====== MATERIAL FOR THIS TASK

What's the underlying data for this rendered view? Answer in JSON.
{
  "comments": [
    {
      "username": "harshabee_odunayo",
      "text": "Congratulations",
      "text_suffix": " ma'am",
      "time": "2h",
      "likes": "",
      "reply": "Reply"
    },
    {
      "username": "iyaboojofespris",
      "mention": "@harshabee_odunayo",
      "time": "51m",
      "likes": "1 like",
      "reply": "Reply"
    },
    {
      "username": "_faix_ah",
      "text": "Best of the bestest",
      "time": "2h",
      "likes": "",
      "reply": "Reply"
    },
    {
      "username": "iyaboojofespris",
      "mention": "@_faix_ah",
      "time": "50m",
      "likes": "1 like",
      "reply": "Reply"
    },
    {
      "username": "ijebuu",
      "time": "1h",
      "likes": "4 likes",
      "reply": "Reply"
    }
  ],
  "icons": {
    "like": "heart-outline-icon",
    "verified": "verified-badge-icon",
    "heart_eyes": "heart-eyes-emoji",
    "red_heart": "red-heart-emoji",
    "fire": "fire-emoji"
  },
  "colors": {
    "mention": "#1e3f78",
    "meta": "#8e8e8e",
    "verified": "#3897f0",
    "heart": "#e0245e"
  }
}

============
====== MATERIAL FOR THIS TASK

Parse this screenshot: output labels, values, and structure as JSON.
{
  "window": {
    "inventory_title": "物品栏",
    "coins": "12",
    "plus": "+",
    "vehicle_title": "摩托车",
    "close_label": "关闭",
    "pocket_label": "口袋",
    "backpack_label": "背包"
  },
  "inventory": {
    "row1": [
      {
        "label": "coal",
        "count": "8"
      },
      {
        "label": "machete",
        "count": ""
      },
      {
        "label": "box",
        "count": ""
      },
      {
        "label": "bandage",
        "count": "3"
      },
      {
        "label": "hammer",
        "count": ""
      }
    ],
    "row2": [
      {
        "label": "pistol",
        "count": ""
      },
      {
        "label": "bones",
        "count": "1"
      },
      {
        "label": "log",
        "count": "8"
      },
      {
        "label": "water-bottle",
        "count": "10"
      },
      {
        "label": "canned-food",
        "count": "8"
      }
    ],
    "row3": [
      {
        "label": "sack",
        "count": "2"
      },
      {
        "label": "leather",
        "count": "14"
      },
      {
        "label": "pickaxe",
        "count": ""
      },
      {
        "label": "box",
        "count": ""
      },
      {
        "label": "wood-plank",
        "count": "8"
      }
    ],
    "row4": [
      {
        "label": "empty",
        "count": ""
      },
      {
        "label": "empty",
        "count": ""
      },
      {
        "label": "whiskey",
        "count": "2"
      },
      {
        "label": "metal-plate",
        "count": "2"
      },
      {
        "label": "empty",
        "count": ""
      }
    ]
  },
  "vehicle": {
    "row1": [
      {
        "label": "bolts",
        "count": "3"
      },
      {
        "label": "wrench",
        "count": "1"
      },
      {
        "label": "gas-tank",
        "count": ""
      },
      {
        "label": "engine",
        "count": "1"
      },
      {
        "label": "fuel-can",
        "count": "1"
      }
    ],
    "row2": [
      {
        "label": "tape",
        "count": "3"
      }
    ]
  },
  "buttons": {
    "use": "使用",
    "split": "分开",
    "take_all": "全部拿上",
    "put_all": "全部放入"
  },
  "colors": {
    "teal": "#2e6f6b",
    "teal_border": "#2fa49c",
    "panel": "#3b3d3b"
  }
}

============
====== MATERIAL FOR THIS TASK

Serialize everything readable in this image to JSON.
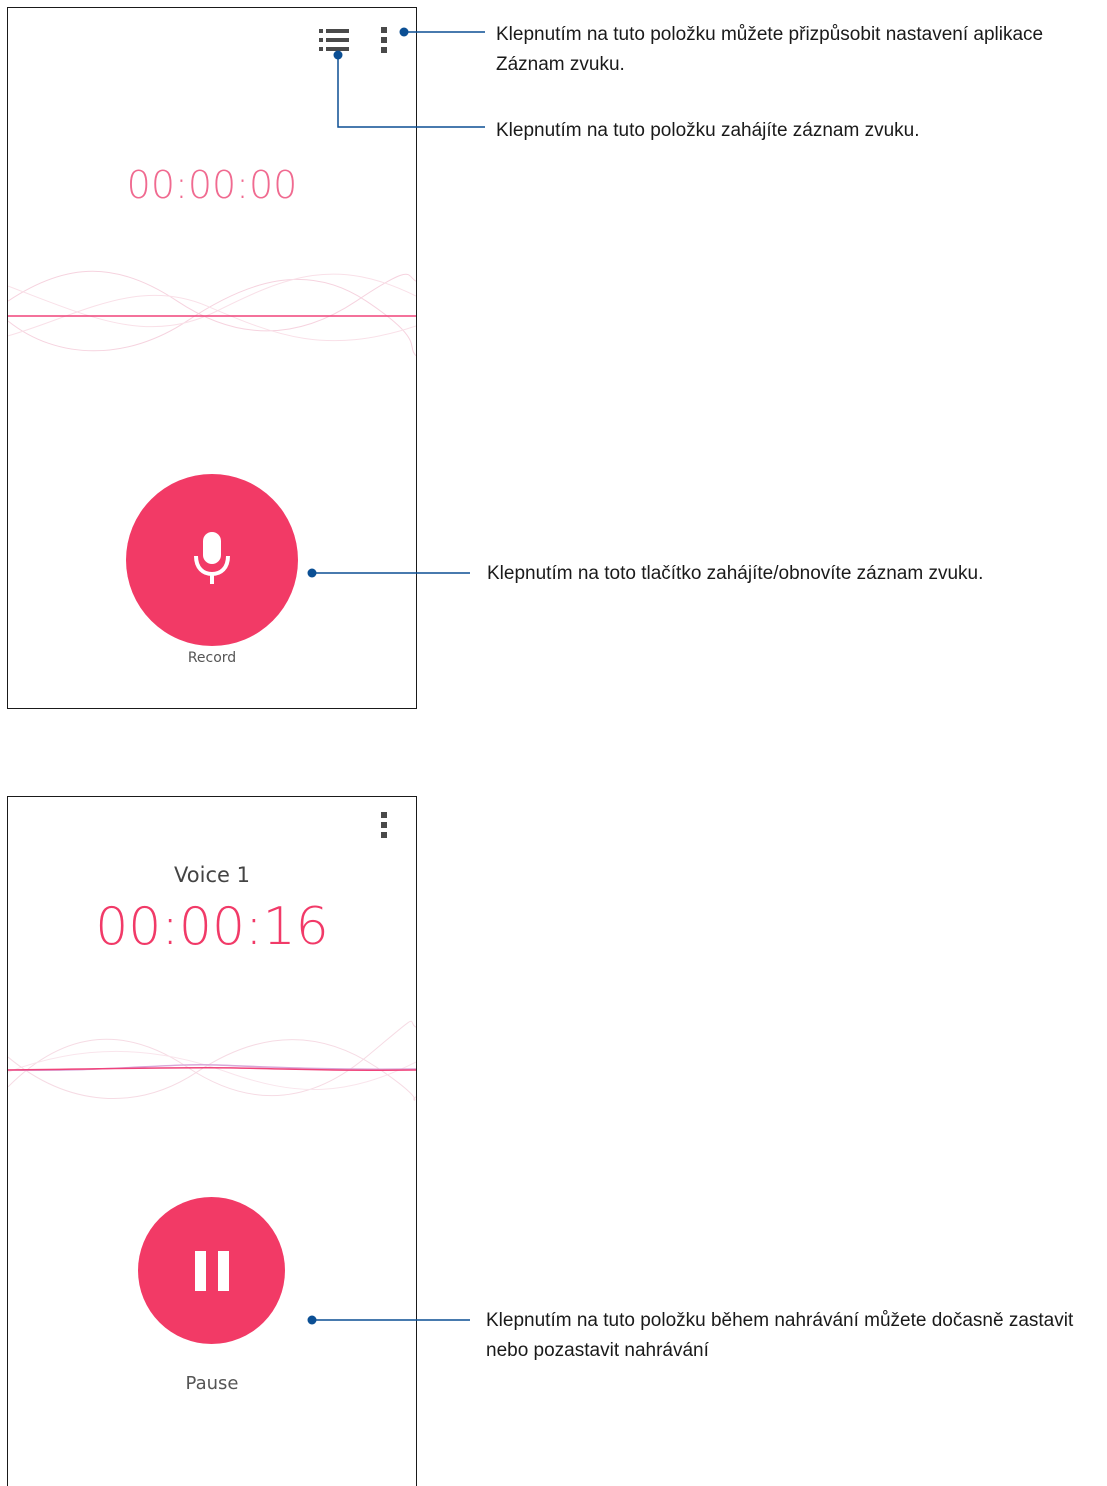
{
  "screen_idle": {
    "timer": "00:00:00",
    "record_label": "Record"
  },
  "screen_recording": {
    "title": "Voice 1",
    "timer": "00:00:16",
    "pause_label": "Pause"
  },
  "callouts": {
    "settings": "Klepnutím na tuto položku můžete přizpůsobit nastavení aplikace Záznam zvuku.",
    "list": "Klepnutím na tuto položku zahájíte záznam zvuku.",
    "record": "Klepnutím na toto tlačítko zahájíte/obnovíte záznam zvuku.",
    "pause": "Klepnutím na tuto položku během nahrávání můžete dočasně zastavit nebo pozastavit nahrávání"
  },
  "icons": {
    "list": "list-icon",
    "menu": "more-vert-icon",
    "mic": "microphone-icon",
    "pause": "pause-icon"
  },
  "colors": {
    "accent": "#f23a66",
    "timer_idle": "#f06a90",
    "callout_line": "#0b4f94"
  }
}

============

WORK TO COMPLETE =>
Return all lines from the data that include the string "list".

TASK ANSWER =>
    "list": "Klepnutím na tuto položku zahájíte záznam zvuku.",
    "list": "list-icon",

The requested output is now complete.